A Startup idea is indestructible, but the Startup product is fragile. The fragile product requires strategic handholding while the idea needs reality check nurturing, says MJ Srikant, a strategic communication expert and Managing Director of MJSPR. He warns against the illusion of a bulletproof plan of Startups.

According to MJ Srikant, strategy is not a concept that can be structured in a boardroom and getting it done on the dirty streets of the market. Strategy is an integrated approach. The integrated approach includes – branding, media advocacy, liaisoning and then integrating business development aspects into these elements.

Successful founders create a plan and improve it continuously as market conditions along with customer feedback demands unfold, Srikant said.

But the unfolding of success for the Startups can happen only when the founders and the funders identify & tackle the missing links between the plan, the product and the market.

Typically, Startups resort to due diligence when they hit hurdles in their journey. According to Srikant, this is not a correct approach. Startups have to subject their strategy to due diligence. This will provide many answers to questions – about the product, market, scalability and aspects of sales.

One study says that the need for better marketing is more than the need for better product. A survey of Startup founders found that almost 13% felt that the failure of a Startup can be avoided by better marketing. Only 5.1% thought that a better product could have helped the Startup. Srikant says that “when you are getting into the market, you cannot depend on your strategy. Understand the market and to understand your place in the market, do a detailed due diligence of market conditions or market strategy in relation to your company strategy.”

“This will tell you much about your product and investment. The due diligence of market v/s company strategy will guide you on when to get investors on board, whether in phase 1 of operations or phase 2. Your will have clarity on funding and approach of the company,” Srikant advises Startup founders.

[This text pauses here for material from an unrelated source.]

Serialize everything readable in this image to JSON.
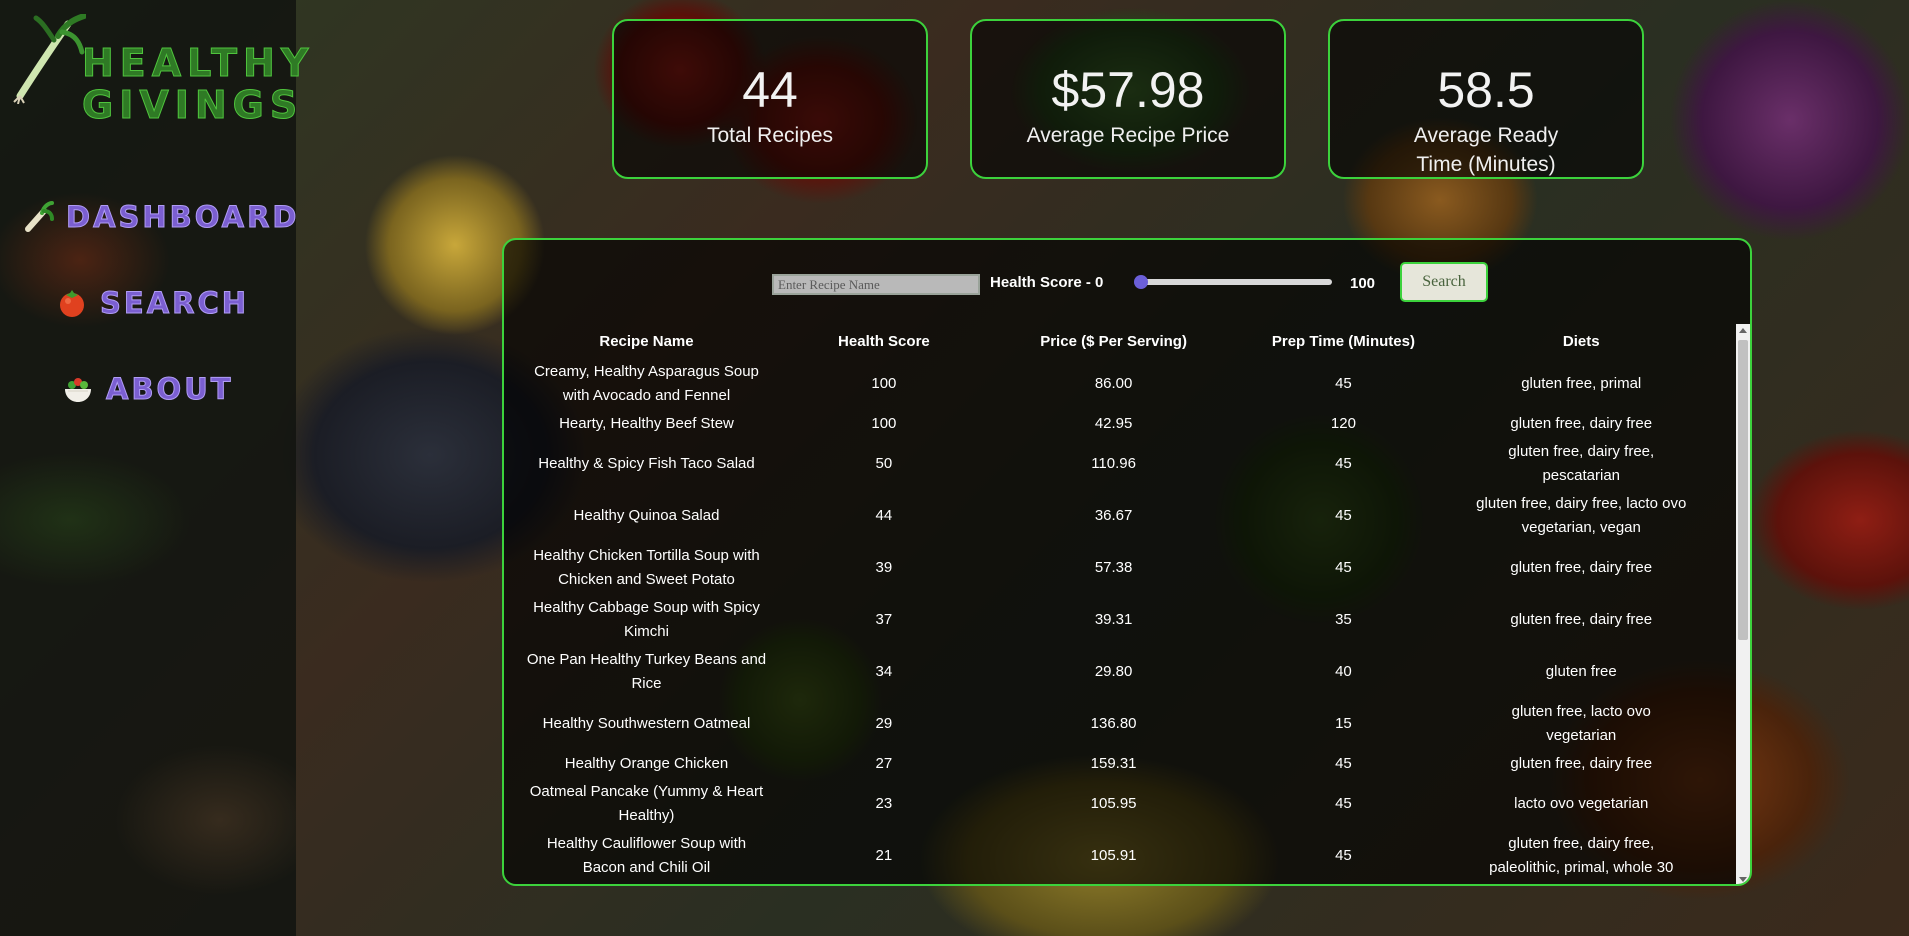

There is a big reality that Startups should consider before dreaming big. Even with good funds flow, three-quarters of Startups fail according to research by Shikhar Ghosh of Harvard Business School. However, the fear of failure shouldn’t prevent anyone from starting a business.  Go beyond the failure of other Startups, says Srikant.

“If you want to go forward, do not get bogged down by the failures or case studies of failed companies. There may be 100 reasons why a company failed – they did not understand the market or did not get a proper investor. You have to see beyond the picture presented to you and identify your correct track. Your track will tell you the type of investor you should approach and about your product life cycle,” Srikant says.

A stark reality that his hitting Startup idea creators is challenges with financing. It remains the top reason for failure in recent years even as venture investment totals break new records annually. Srikant gives out investment seeking and presentation tips. “Most of PPTs of Startups are unable to show the basic character of their companies. You have to go beyond the obvious to tell who you are. To attract an investor, one has to say the unsaid part of the business plan. Your PPT should have your strategic understanding of the idea and implementation of your Startups’ product or service,” emphasized Srikant.

Former Google CEO Eric Schmidt says, “Revenue solves all known problems.” Let us hit the revenue stream with the correct and integrated strategy.